» **Exercise prompt**
In the listing below, count the lines that contain the string "JSON", and state that number without further words.

» **Information given**
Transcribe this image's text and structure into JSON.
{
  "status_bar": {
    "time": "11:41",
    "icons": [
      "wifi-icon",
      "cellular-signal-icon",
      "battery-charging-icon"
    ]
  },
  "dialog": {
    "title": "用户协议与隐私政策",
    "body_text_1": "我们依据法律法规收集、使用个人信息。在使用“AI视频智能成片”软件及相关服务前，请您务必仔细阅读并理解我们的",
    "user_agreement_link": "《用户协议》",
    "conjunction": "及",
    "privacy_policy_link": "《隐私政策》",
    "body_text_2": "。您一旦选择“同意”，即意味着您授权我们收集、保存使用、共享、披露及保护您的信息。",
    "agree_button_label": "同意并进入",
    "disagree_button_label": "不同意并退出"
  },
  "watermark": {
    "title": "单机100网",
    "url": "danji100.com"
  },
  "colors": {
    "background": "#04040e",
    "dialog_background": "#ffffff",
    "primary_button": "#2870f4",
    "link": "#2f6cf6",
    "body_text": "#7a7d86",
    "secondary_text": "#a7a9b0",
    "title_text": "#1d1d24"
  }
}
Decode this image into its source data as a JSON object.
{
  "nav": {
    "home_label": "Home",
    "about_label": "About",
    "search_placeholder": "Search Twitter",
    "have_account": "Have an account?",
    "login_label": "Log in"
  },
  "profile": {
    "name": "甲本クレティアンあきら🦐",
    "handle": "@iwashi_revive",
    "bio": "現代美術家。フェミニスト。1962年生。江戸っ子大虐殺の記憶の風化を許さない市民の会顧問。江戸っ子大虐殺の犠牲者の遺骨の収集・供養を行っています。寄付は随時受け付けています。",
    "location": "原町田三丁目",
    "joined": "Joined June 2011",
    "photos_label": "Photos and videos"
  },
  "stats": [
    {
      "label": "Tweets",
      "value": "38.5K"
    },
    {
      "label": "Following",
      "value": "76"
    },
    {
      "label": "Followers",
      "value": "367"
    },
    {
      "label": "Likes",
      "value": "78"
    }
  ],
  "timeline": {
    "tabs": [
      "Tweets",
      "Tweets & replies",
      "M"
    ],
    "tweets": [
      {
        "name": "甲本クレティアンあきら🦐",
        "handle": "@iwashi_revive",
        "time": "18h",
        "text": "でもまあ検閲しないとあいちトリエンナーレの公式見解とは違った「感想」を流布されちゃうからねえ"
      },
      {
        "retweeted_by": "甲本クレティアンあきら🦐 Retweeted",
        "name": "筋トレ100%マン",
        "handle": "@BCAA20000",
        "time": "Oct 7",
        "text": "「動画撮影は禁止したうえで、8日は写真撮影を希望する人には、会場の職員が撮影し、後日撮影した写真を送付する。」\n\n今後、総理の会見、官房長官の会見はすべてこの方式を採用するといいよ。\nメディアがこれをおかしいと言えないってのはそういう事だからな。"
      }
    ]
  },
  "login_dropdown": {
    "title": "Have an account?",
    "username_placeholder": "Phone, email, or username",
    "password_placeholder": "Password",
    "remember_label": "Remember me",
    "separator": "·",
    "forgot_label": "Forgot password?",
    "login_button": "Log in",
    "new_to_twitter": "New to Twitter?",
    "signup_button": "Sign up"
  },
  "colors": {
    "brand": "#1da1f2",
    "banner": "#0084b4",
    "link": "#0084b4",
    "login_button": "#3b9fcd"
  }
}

» **Response area**
2